Recorded data below:

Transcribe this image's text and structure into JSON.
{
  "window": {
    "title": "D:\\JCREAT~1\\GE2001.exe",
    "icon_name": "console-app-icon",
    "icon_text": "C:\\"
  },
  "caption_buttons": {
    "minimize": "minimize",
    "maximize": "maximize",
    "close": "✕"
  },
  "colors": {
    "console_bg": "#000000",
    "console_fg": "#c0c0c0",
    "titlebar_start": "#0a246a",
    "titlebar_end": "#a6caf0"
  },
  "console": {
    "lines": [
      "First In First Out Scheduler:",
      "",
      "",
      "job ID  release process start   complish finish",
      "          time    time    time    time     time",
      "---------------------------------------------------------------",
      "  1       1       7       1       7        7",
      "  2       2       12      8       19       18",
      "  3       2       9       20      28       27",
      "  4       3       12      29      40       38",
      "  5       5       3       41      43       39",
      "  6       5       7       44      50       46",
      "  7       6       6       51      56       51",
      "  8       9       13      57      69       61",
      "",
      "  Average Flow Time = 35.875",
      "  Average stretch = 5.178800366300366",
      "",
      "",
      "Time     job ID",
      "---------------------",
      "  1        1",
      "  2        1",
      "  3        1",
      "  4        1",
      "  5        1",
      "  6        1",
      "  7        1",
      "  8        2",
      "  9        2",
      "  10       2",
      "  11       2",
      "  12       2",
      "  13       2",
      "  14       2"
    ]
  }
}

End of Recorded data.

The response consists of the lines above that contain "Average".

      "  Average Flow Time = 35.875",
      "  Average stretch = 5.178800366300366",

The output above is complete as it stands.